__Work item__
Return every record below exactly as written.
** Opening Available records block **
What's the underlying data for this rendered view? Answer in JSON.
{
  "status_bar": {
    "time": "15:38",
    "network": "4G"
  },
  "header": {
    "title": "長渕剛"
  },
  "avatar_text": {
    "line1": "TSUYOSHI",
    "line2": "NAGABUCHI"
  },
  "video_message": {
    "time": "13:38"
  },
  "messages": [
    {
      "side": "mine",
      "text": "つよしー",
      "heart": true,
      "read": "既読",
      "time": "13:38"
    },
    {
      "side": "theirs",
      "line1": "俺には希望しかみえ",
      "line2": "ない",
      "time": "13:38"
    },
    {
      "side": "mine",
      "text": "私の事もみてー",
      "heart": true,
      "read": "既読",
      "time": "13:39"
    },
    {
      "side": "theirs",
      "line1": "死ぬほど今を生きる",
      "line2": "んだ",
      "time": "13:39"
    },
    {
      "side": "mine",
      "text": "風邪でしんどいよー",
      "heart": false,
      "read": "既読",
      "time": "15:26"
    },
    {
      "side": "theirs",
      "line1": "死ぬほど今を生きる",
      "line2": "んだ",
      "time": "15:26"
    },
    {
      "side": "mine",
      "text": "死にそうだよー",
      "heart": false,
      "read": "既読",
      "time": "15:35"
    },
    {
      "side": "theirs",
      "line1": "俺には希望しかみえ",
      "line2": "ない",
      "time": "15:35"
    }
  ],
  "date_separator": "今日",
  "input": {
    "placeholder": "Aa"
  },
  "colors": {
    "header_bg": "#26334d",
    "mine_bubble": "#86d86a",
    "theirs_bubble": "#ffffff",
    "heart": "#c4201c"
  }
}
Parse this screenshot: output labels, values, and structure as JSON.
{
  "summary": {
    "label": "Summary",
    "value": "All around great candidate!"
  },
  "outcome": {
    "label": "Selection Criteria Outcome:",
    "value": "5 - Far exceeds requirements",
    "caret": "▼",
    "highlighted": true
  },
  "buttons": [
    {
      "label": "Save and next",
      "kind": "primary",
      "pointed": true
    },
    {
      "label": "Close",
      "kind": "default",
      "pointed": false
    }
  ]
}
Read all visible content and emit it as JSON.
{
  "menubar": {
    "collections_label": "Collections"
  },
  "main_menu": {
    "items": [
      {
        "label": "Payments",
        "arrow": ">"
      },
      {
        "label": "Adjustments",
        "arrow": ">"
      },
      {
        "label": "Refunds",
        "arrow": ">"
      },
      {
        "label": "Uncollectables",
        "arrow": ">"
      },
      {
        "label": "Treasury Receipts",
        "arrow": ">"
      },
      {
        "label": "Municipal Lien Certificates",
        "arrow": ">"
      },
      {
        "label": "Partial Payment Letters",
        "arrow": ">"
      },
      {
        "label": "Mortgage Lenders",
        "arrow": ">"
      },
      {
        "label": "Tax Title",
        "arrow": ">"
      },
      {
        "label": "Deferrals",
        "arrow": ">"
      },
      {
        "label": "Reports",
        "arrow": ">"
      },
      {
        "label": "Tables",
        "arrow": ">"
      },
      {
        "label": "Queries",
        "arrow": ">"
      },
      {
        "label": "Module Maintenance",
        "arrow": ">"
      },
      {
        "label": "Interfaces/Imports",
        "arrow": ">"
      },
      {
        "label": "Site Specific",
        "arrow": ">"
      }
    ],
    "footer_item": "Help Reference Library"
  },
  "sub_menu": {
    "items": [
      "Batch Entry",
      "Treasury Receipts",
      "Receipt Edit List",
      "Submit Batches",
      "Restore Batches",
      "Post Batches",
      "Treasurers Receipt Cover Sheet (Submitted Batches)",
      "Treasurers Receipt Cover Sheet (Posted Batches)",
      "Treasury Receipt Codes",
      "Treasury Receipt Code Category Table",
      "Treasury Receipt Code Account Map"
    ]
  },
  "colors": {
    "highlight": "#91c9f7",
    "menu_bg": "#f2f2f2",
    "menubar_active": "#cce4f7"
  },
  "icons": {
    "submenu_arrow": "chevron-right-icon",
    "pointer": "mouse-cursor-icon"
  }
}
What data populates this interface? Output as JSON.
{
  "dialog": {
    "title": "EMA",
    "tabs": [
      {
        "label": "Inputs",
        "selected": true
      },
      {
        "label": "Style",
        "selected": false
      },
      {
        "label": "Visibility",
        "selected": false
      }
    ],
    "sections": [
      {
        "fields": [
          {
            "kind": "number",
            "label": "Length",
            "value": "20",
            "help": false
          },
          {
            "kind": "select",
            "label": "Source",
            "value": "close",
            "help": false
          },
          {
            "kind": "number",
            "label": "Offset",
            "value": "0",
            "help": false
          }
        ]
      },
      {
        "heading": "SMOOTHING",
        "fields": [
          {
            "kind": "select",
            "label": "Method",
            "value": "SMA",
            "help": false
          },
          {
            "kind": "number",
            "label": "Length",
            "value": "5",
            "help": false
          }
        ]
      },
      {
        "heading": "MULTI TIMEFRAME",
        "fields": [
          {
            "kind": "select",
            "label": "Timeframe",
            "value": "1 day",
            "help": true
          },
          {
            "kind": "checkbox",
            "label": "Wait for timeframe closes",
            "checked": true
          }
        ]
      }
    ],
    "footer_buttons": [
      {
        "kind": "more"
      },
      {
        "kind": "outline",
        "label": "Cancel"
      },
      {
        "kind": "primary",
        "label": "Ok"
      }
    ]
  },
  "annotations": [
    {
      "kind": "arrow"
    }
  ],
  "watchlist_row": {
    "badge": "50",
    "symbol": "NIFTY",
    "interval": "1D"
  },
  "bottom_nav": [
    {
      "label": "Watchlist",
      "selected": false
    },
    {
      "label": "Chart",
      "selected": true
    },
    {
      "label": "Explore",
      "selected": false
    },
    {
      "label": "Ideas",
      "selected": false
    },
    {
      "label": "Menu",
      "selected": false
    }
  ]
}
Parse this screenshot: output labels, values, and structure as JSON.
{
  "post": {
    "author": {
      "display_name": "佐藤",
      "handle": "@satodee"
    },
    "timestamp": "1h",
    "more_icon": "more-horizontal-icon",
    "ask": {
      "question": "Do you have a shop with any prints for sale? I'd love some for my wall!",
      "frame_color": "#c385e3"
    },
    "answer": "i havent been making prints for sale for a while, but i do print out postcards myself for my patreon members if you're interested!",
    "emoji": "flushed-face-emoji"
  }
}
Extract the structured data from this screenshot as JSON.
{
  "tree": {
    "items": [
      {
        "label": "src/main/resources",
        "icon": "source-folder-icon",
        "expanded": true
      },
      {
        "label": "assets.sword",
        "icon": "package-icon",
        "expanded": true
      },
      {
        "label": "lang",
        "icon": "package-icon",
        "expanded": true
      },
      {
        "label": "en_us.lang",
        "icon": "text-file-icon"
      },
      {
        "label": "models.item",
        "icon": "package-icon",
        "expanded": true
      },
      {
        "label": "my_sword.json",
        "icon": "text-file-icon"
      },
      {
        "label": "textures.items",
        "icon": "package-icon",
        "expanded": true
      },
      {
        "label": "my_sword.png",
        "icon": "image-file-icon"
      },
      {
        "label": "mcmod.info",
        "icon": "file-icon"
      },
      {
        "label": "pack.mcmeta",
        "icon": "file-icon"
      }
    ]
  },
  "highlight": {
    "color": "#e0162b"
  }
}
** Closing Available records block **
__Task answer__
What's the underlying data for this rendered view? Answer in JSON.
{
  "status_bar": {
    "time": "15:38",
    "network": "4G"
  },
  "header": {
    "title": "長渕剛"
  },
  "avatar_text": {
    "line1": "TSUYOSHI",
    "line2": "NAGABUCHI"
  },
  "video_message": {
    "time": "13:38"
  },
  "messages": [
    {
      "side": "mine",
      "text": "つよしー",
      "heart": true,
      "read": "既読",
      "time": "13:38"
    },
    {
      "side": "theirs",
      "line1": "俺には希望しかみえ",
      "line2": "ない",
      "time": "13:38"
    },
    {
      "side": "mine",
      "text": "私の事もみてー",
      "heart": true,
      "read": "既読",
      "time": "13:39"
    },
    {
      "side": "theirs",
      "line1": "死ぬほど今を生きる",
      "line2": "んだ",
      "time": "13:39"
    },
    {
      "side": "mine",
      "text": "風邪でしんどいよー",
      "heart": false,
      "read": "既読",
      "time": "15:26"
    },
    {
      "side": "theirs",
      "line1": "死ぬほど今を生きる",
      "line2": "んだ",
      "time": "15:26"
    },
    {
      "side": "mine",
      "text": "死にそうだよー",
      "heart": false,
      "read": "既読",
      "time": "15:35"
    },
    {
      "side": "theirs",
      "line1": "俺には希望しかみえ",
      "line2": "ない",
      "time": "15:35"
    }
  ],
  "date_separator": "今日",
  "input": {
    "placeholder": "Aa"
  },
  "colors": {
    "header_bg": "#26334d",
    "mine_bubble": "#86d86a",
    "theirs_bubble": "#ffffff",
    "heart": "#c4201c"
  }
}
Parse this screenshot: output labels, values, and structure as JSON.
{
  "summary": {
    "label": "Summary",
    "value": "All around great candidate!"
  },
  "outcome": {
    "label": "Selection Criteria Outcome:",
    "value": "5 - Far exceeds requirements",
    "caret": "▼",
    "highlighted": true
  },
  "buttons": [
    {
      "label": "Save and next",
      "kind": "primary",
      "pointed": true
    },
    {
      "label": "Close",
      "kind": "default",
      "pointed": false
    }
  ]
}
Read all visible content and emit it as JSON.
{
  "menubar": {
    "collections_label": "Collections"
  },
  "main_menu": {
    "items": [
      {
        "label": "Payments",
        "arrow": ">"
      },
      {
        "label": "Adjustments",
        "arrow": ">"
      },
      {
        "label": "Refunds",
        "arrow": ">"
      },
      {
        "label": "Uncollectables",
        "arrow": ">"
      },
      {
        "label": "Treasury Receipts",
        "arrow": ">"
      },
      {
        "label": "Municipal Lien Certificates",
        "arrow": ">"
      },
      {
        "label": "Partial Payment Letters",
        "arrow": ">"
      },
      {
        "label": "Mortgage Lenders",
        "arrow": ">"
      },
      {
        "label": "Tax Title",
        "arrow": ">"
      },
      {
        "label": "Deferrals",
        "arrow": ">"
      },
      {
        "label": "Reports",
        "arrow": ">"
      },
      {
        "label": "Tables",
        "arrow": ">"
      },
      {
        "label": "Queries",
        "arrow": ">"
      },
      {
        "label": "Module Maintenance",
        "arrow": ">"
      },
      {
        "label": "Interfaces/Imports",
        "arrow": ">"
      },
      {
        "label": "Site Specific",
        "arrow": ">"
      }
    ],
    "footer_item": "Help Reference Library"
  },
  "sub_menu": {
    "items": [
      "Batch Entry",
      "Treasury Receipts",
      "Receipt Edit List",
      "Submit Batches",
      "Restore Batches",
      "Post Batches",
      "Treasurers Receipt Cover Sheet (Submitted Batches)",
      "Treasurers Receipt Cover Sheet (Posted Batches)",
      "Treasury Receipt Codes",
      "Treasury Receipt Code Category Table",
      "Treasury Receipt Code Account Map"
    ]
  },
  "colors": {
    "highlight": "#91c9f7",
    "menu_bg": "#f2f2f2",
    "menubar_active": "#cce4f7"
  },
  "icons": {
    "submenu_arrow": "chevron-right-icon",
    "pointer": "mouse-cursor-icon"
  }
}
What data populates this interface? Output as JSON.
{
  "dialog": {
    "title": "EMA",
    "tabs": [
      {
        "label": "Inputs",
        "selected": true
      },
      {
        "label": "Style",
        "selected": false
      },
      {
        "label": "Visibility",
        "selected": false
      }
    ],
    "sections": [
      {
        "fields": [
          {
            "kind": "number",
            "label": "Length",
            "value": "20",
            "help": false
          },
          {
            "kind": "select",
            "label": "Source",
            "value": "close",
            "help": false
          },
          {
            "kind": "number",
            "label": "Offset",
            "value": "0",
            "help": false
          }
        ]
      },
      {
        "heading": "SMOOTHING",
        "fields": [
          {
            "kind": "select",
            "label": "Method",
            "value": "SMA",
            "help": false
          },
          {
            "kind": "number",
            "label": "Length",
            "value": "5",
            "help": false
          }
        ]
      },
      {
        "heading": "MULTI TIMEFRAME",
        "fields": [
          {
            "kind": "select",
            "label": "Timeframe",
            "value": "1 day",
            "help": true
          },
          {
            "kind": "checkbox",
            "label": "Wait for timeframe closes",
            "checked": true
          }
        ]
      }
    ],
    "footer_buttons": [
      {
        "kind": "more"
      },
      {
        "kind": "outline",
        "label": "Cancel"
      },
      {
        "kind": "primary",
        "label": "Ok"
      }
    ]
  },
  "annotations": [
    {
      "kind": "arrow"
    }
  ],
  "watchlist_row": {
    "badge": "50",
    "symbol": "NIFTY",
    "interval": "1D"
  },
  "bottom_nav": [
    {
      "label": "Watchlist",
      "selected": false
    },
    {
      "label": "Chart",
      "selected": true
    },
    {
      "label": "Explore",
      "selected": false
    },
    {
      "label": "Ideas",
      "selected": false
    },
    {
      "label": "Menu",
      "selected": false
    }
  ]
}
Parse this screenshot: output labels, values, and structure as JSON.
{
  "post": {
    "author": {
      "display_name": "佐藤",
      "handle": "@satodee"
    },
    "timestamp": "1h",
    "more_icon": "more-horizontal-icon",
    "ask": {
      "question": "Do you have a shop with any prints for sale? I'd love some for my wall!",
      "frame_color": "#c385e3"
    },
    "answer": "i havent been making prints for sale for a while, but i do print out postcards myself for my patreon members if you're interested!",
    "emoji": "flushed-face-emoji"
  }
}
Extract the structured data from this screenshot as JSON.
{
  "tree": {
    "items": [
      {
        "label": "src/main/resources",
        "icon": "source-folder-icon",
        "expanded": true
      },
      {
        "label": "assets.sword",
        "icon": "package-icon",
        "expanded": true
      },
      {
        "label": "lang",
        "icon": "package-icon",
        "expanded": true
      },
      {
        "label": "en_us.lang",
        "icon": "text-file-icon"
      },
      {
        "label": "models.item",
        "icon": "package-icon",
        "expanded": true
      },
      {
        "label": "my_sword.json",
        "icon": "text-file-icon"
      },
      {
        "label": "textures.items",
        "icon": "package-icon",
        "expanded": true
      },
      {
        "label": "my_sword.png",
        "icon": "image-file-icon"
      },
      {
        "label": "mcmod.info",
        "icon": "file-icon"
      },
      {
        "label": "pack.mcmeta",
        "icon": "file-icon"
      }
    ]
  },
  "highlight": {
    "color": "#e0162b"
  }
}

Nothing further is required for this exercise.